In order for the crops to grow well and the harvest to be plentiful, people went to church to pray for protection from bad weather, storms and death and lit candles, bringing one back to their home for good luck.

Before Christianity, there was also a pagan festival held during that time of the year, called “Pan’s day” where people held torches and walked around town.
A candle in French is called “chandelle”, hence the name of this day, “chandeleur”.

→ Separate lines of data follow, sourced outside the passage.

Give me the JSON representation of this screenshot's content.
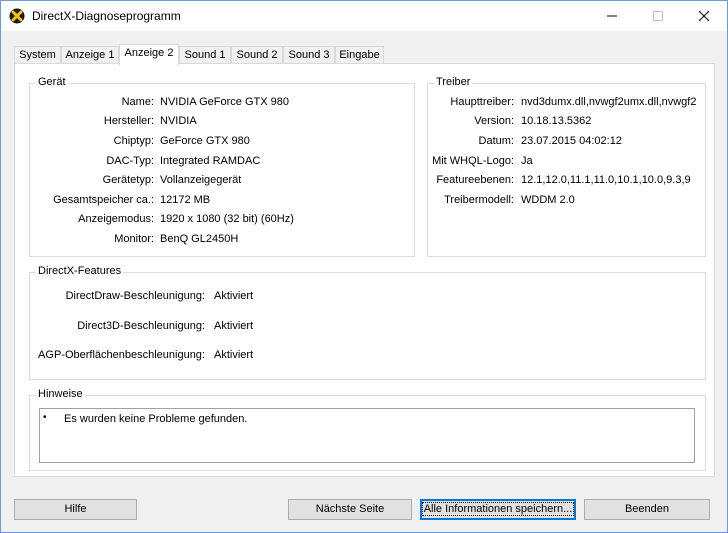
{
  "window": {
    "title": "DirectX-Diagnoseprogramm",
    "minimize": "—",
    "maximize": "☐",
    "close": "✕"
  },
  "tabs": [
    {
      "label": "System"
    },
    {
      "label": "Anzeige 1"
    },
    {
      "label": "Anzeige 2"
    },
    {
      "label": "Sound 1"
    },
    {
      "label": "Sound 2"
    },
    {
      "label": "Sound 3"
    },
    {
      "label": "Eingabe"
    }
  ],
  "active_tab": "Anzeige 2",
  "device": {
    "title": "Gerät",
    "rows": [
      {
        "label": "Name:",
        "value": "NVIDIA GeForce GTX 980"
      },
      {
        "label": "Hersteller:",
        "value": "NVIDIA"
      },
      {
        "label": "Chiptyp:",
        "value": "GeForce GTX 980"
      },
      {
        "label": "DAC-Typ:",
        "value": "Integrated RAMDAC"
      },
      {
        "label": "Gerätetyp:",
        "value": "Vollanzeigegerät"
      },
      {
        "label": "Gesamtspeicher ca.:",
        "value": "12172 MB"
      },
      {
        "label": "Anzeigemodus:",
        "value": "1920 x 1080 (32 bit) (60Hz)"
      },
      {
        "label": "Monitor:",
        "value": "BenQ GL2450H"
      }
    ]
  },
  "driver": {
    "title": "Treiber",
    "rows": [
      {
        "label": "Haupttreiber:",
        "value": "nvd3dumx.dll,nvwgf2umx.dll,nvwgf2"
      },
      {
        "label": "Version:",
        "value": "10.18.13.5362"
      },
      {
        "label": "Datum:",
        "value": "23.07.2015 04:02:12"
      },
      {
        "label": "Mit WHQL-Logo:",
        "value": "Ja"
      },
      {
        "label": "Featureebenen:",
        "value": "12.1,12.0,11.1,11.0,10.1,10.0,9.3,9"
      },
      {
        "label": "Treibermodell:",
        "value": "WDDM 2.0"
      }
    ]
  },
  "features": {
    "title": "DirectX-Features",
    "rows": [
      {
        "label": "DirectDraw-Beschleunigung:",
        "value": "Aktiviert"
      },
      {
        "label": "Direct3D-Beschleunigung:",
        "value": "Aktiviert"
      },
      {
        "label": "AGP-Oberflächenbeschleunigung:",
        "value": "Aktiviert"
      }
    ]
  },
  "notes": {
    "title": "Hinweise",
    "bullet": "•",
    "items": [
      "Es wurden keine Probleme gefunden."
    ]
  },
  "buttons": {
    "help": "Hilfe",
    "next_page": "Nächste Seite",
    "save_all": "Alle Informationen speichern...",
    "exit": "Beenden"
  }
}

Christians used to go to Rome during that time of the year for benediction, and the Pope of the time, Gelase the 1st, used to distribute crepes to hungry pilgrims.
It is also said that crepes, with their round shape and yellow color symbolize the sun and are a reminder that warm spring days are soon to come after winter.


Will you catch it? 無事に飛ばせますか?

Will you catch it?

There is a ritual associated with cooking crepes on that day. It tends to be forgotten nowadays but some families keep the old tradition alive.
One usually has to flip the crepe with their right hand while holding a coin in the left hand, in order to enjoy wealth and prosperity for the year to come.
Another legend advises to roll the coin into the first cooked crepe and put it on top of a wardrobe; it will not rot, will ensure one will always have food for the year, and wards off poverty if that coin is given to the first beggar coming to the house.

Crepes are often eaten with sugar, Nutella, cream and fruits. クレープを一般的に砂糖、チョコクリーム、生クリームや果物と食べます。

Crepes are often eaten with sugar, Nutella, cream and fruits.


The most common crepe is made from white flour, but France is also famous for a darker crepe called a “galette”, made from buckwheat flour. It is especially famous in Brittany, a region with the perfect weather to cultivate buckwheat.
In Brittany, galettes are often eaten with a sausage rolled inside, giving it its nickname “Brittany’s hotdog”, a snack that is often found during festivals.
Galettes are also eaten with ham, cheese and eggs as toppings, and apple cider (cidre) is the right drink for this dish.


Now it’s time to go to the kitchen and cook those crepes!